TASK TO COMPLETE.
Keep only the lines of the data below that contain "name", and copy them.

[Items from an interface collection]
────────────────────────────────────────
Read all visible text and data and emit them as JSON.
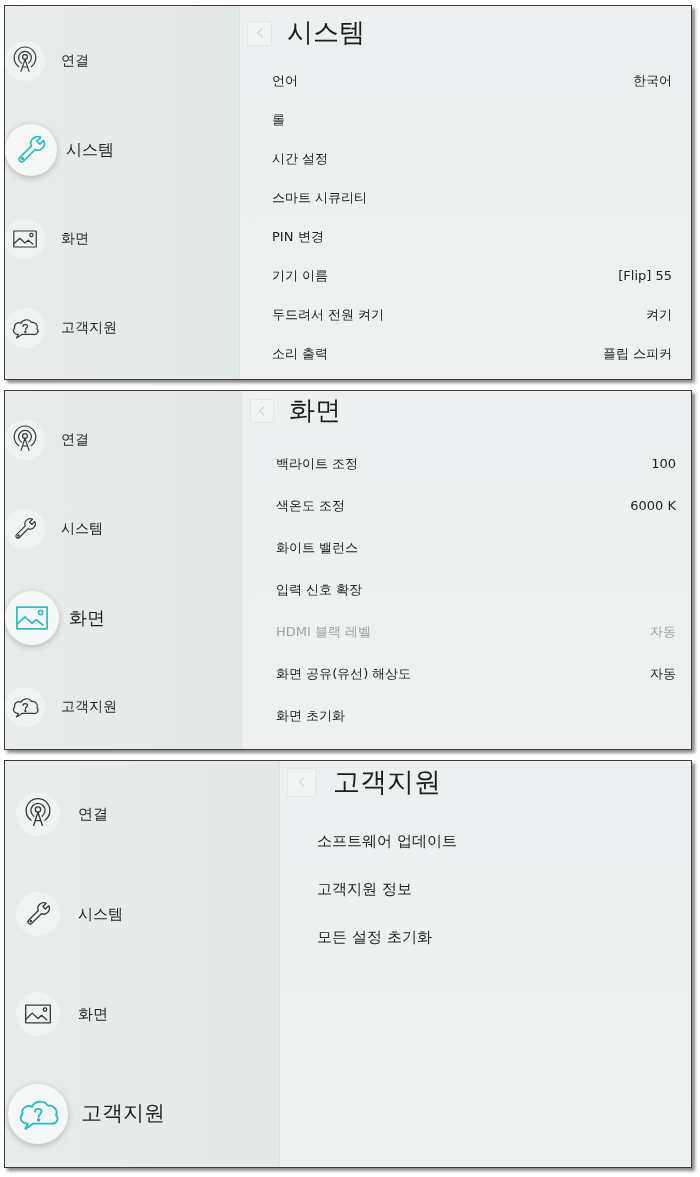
{
  "screens": [
    {
      "sidebar": [
        {
          "kind": "antenna",
          "label": "연결",
          "selected": false
        },
        {
          "kind": "wrench",
          "label": "시스템",
          "selected": true
        },
        {
          "kind": "picture",
          "label": "화면",
          "selected": false
        },
        {
          "kind": "cloud",
          "label": "고객지원",
          "selected": false
        }
      ],
      "title": "시스템",
      "items": [
        {
          "label": "언어",
          "value": "한국어",
          "disabled": false
        },
        {
          "label": "롤",
          "disabled": false
        },
        {
          "label": "시간 설정",
          "disabled": false
        },
        {
          "label": "스마트 시큐리티",
          "disabled": false
        },
        {
          "label": "PIN 변경",
          "disabled": false
        },
        {
          "label": "기기 이름",
          "value": "[Flip] 55",
          "disabled": false
        },
        {
          "label": "두드려서 전원 켜기",
          "value": "켜기",
          "disabled": false
        },
        {
          "label": "소리 출력",
          "value": "플립 스피커",
          "disabled": false
        }
      ]
    },
    {
      "sidebar": [
        {
          "kind": "antenna",
          "label": "연결",
          "selected": false
        },
        {
          "kind": "wrench",
          "label": "시스템",
          "selected": false
        },
        {
          "kind": "picture",
          "label": "화면",
          "selected": true
        },
        {
          "kind": "cloud",
          "label": "고객지원",
          "selected": false
        }
      ],
      "title": "화면",
      "items": [
        {
          "label": "백라이트 조정",
          "value": "100",
          "disabled": false
        },
        {
          "label": "색온도 조정",
          "value": "6000 K",
          "disabled": false
        },
        {
          "label": "화이트 밸런스",
          "disabled": false
        },
        {
          "label": "입력 신호 확장",
          "disabled": false
        },
        {
          "label": "HDMI 블랙 레벨",
          "value": "자동",
          "disabled": true
        },
        {
          "label": "화면 공유(유선) 해상도",
          "value": "자동",
          "disabled": false
        },
        {
          "label": "화면 초기화",
          "disabled": false
        }
      ]
    },
    {
      "sidebar": [
        {
          "kind": "antenna",
          "label": "연결",
          "selected": false
        },
        {
          "kind": "wrench",
          "label": "시스템",
          "selected": false
        },
        {
          "kind": "picture",
          "label": "화면",
          "selected": false
        },
        {
          "kind": "cloud",
          "label": "고객지원",
          "selected": true
        }
      ],
      "title": "고객지원",
      "items": [
        {
          "label": "소프트웨어 업데이트",
          "disabled": false
        },
        {
          "label": "고객지원 정보",
          "disabled": false
        },
        {
          "label": "모든 설정 초기화",
          "disabled": false
        }
      ]
    }
  ]
}
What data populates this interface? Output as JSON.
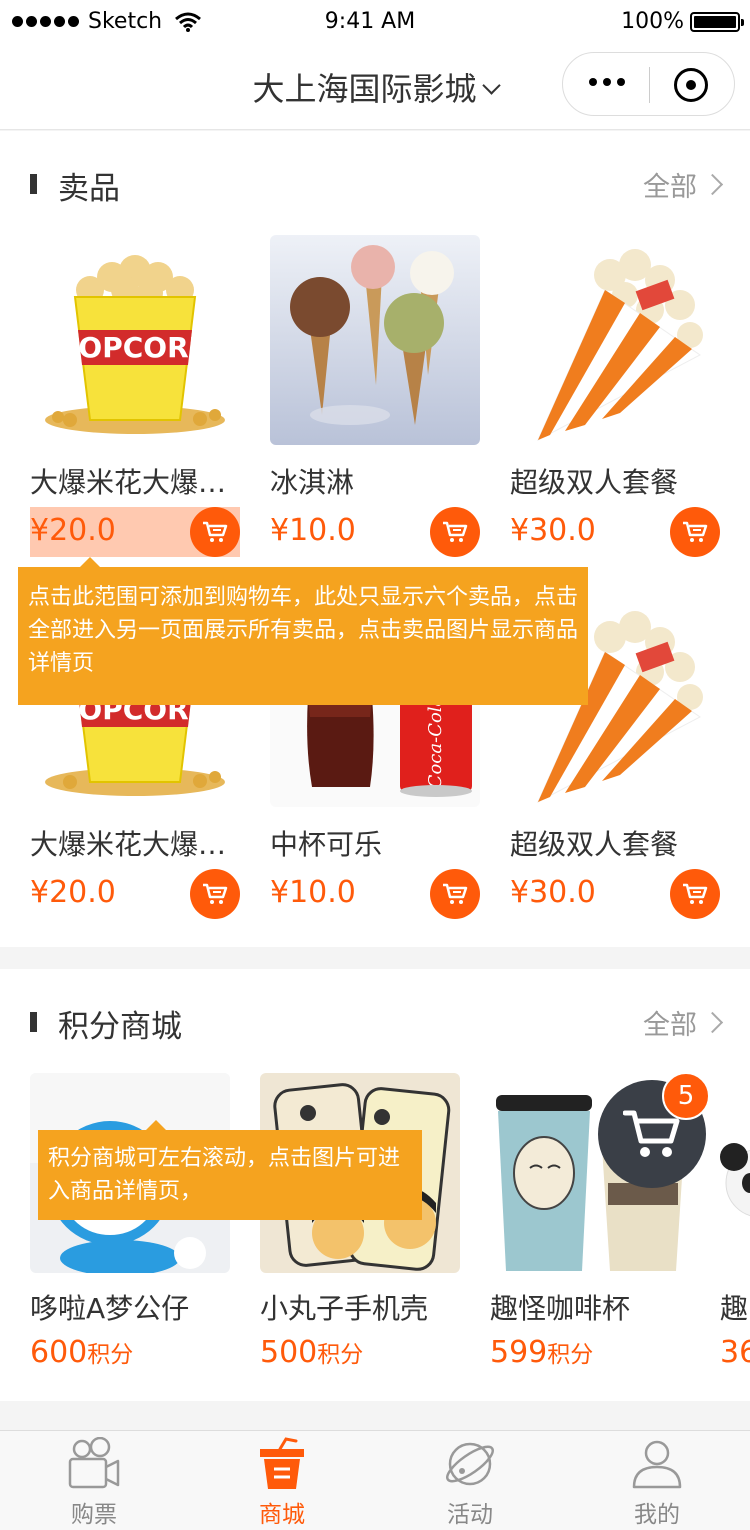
{
  "status_bar": {
    "carrier": "Sketch",
    "time": "9:41 AM",
    "battery": "100%"
  },
  "nav": {
    "title": "大上海国际影城"
  },
  "snacks": {
    "title": "卖品",
    "all_label": "全部",
    "items": [
      {
        "name": "大爆米花大爆米花",
        "price": "¥20.0",
        "image": "popcorn-bucket"
      },
      {
        "name": "冰淇淋",
        "price": "¥10.0",
        "image": "ice-cream"
      },
      {
        "name": "超级双人套餐",
        "price": "¥30.0",
        "image": "popcorn-cone"
      },
      {
        "name": "大爆米花大爆米花",
        "price": "¥20.0",
        "image": "popcorn-bucket"
      },
      {
        "name": "中杯可乐",
        "price": "¥10.0",
        "image": "cola"
      },
      {
        "name": "超级双人套餐",
        "price": "¥30.0",
        "image": "popcorn-cone"
      }
    ],
    "tooltip": "点击此范围可添加到购物车，此处只显示六个卖品，点击全部进入另一页面展示所有卖品，点击卖品图片显示商品详情页"
  },
  "points_mall": {
    "title": "积分商城",
    "all_label": "全部",
    "items": [
      {
        "name": "哆啦A梦公仔",
        "points": "600",
        "unit": "积分",
        "image": "doraemon-plush"
      },
      {
        "name": "小丸子手机壳",
        "points": "500",
        "unit": "积分",
        "image": "phone-case"
      },
      {
        "name": "趣怪咖啡杯",
        "points": "599",
        "unit": "积分",
        "image": "coffee-cup"
      },
      {
        "name": "趣",
        "points": "36",
        "unit": "",
        "image": "panda"
      }
    ],
    "tooltip": "积分商城可左右滚动，点击图片可进入商品详情页，"
  },
  "floating_cart": {
    "count": "5"
  },
  "tab_bar": {
    "items": [
      {
        "label": "购票",
        "icon": "camera-icon"
      },
      {
        "label": "商城",
        "icon": "cup-icon"
      },
      {
        "label": "活动",
        "icon": "planet-icon"
      },
      {
        "label": "我的",
        "icon": "user-icon"
      }
    ],
    "active_index": 1
  },
  "colors": {
    "accent": "#ff5a0a",
    "tooltip": "#f5a31f",
    "highlight": "#ffc9b0",
    "cart_dark": "#3a3f47"
  }
}
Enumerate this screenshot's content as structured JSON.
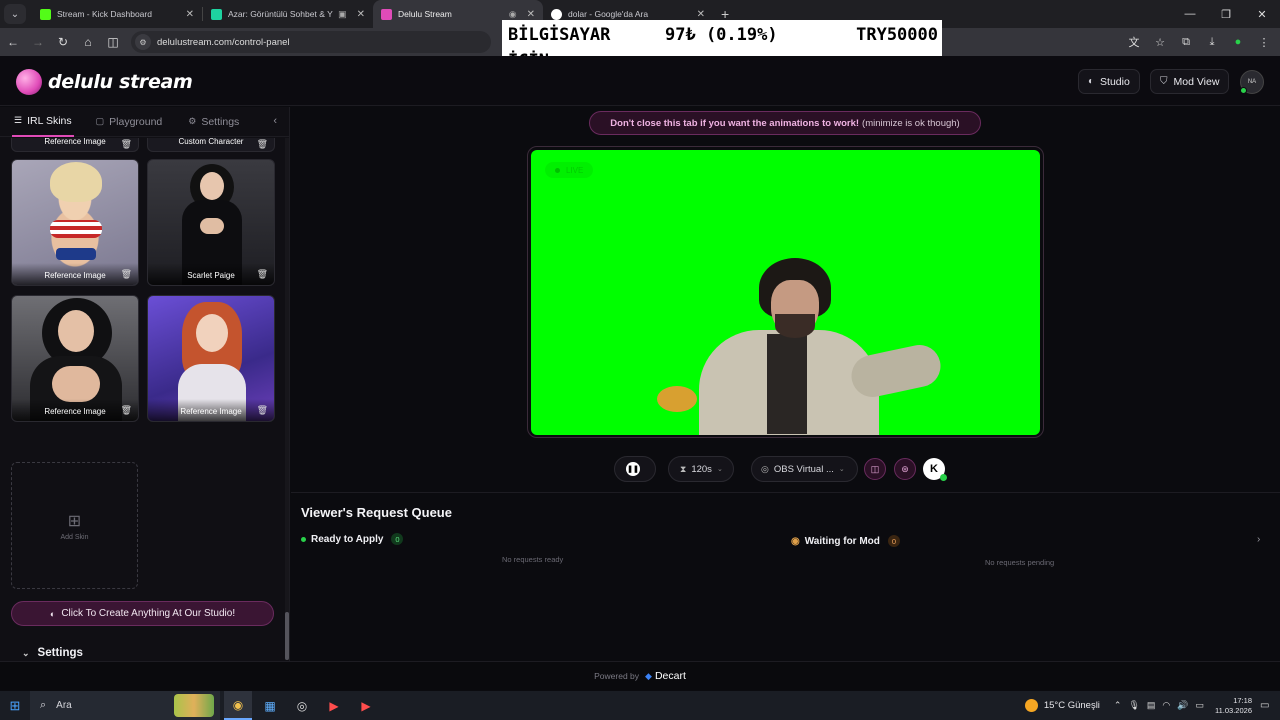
{
  "browser": {
    "tabs": [
      {
        "title": "Stream - Kick Dashboard",
        "favicon_color": "#53fc18"
      },
      {
        "title": "Azar: Görüntülü Sohbet & Y",
        "favicon_color": "#1ed3a0"
      },
      {
        "title": "Delulu Stream",
        "favicon_color": "#e04bb8"
      },
      {
        "title": "dolar - Google'da Ara",
        "favicon_color": "#ffffff"
      }
    ],
    "url": "delulustream.com/control-panel"
  },
  "ticker": {
    "label_line1": "BİLGİSAYAR",
    "label_line2": "İÇİN",
    "price": "97₺ (0.19%)",
    "total": "TRY50000"
  },
  "header": {
    "logo_text": "delulu stream",
    "studio_label": "Studio",
    "modview_label": "Mod View",
    "avatar_alt": "NA"
  },
  "sidebar": {
    "tabs": [
      "IRL Skins",
      "Playground",
      "Settings"
    ],
    "top_partial": [
      "Reference Image",
      "Custom Character"
    ],
    "skins": [
      "Reference Image",
      "Scarlet Paige",
      "Reference Image",
      "Reference Image"
    ],
    "add_skin_label": "Add Skin",
    "studio_cta": "Click To Create Anything At Our Studio!",
    "settings_label": "Settings"
  },
  "main": {
    "notice_bold": "Don't close this tab if you want the animations to work!",
    "notice_rest": "(minimize is ok though)",
    "preview_badge": "LIVE",
    "duration_label": "120s",
    "camera_label": "OBS Virtual ...",
    "queue_title": "Viewer's Request Queue",
    "ready": {
      "label": "Ready to Apply",
      "count": "0",
      "empty": "No requests ready"
    },
    "waiting": {
      "label": "Waiting for Mod",
      "count": "0",
      "empty": "No requests pending"
    }
  },
  "footer": {
    "powered_by": "Powered by",
    "brand": "Decart"
  },
  "taskbar": {
    "search_placeholder": "Ara",
    "weather": "15°C  Güneşli",
    "time": "17:18",
    "date": "11.03.2026"
  },
  "colors": {
    "accent": "#e04bb8",
    "greenscreen": "#00ff00",
    "ready": "#29d14a",
    "waiting": "#e0a04a"
  }
}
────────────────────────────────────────
RESULT.
        "name": "大爆米花大爆米花",
        "name": "冰淇淋",
        "name": "超级双人套餐",
        "name": "大爆米花大爆米花",
        "name": "中杯可乐",
        "name": "超级双人套餐",
        "name": "哆啦A梦公仔",
        "name": "小丸子手机壳",
        "name": "趣怪咖啡杯",
        "name": "趣",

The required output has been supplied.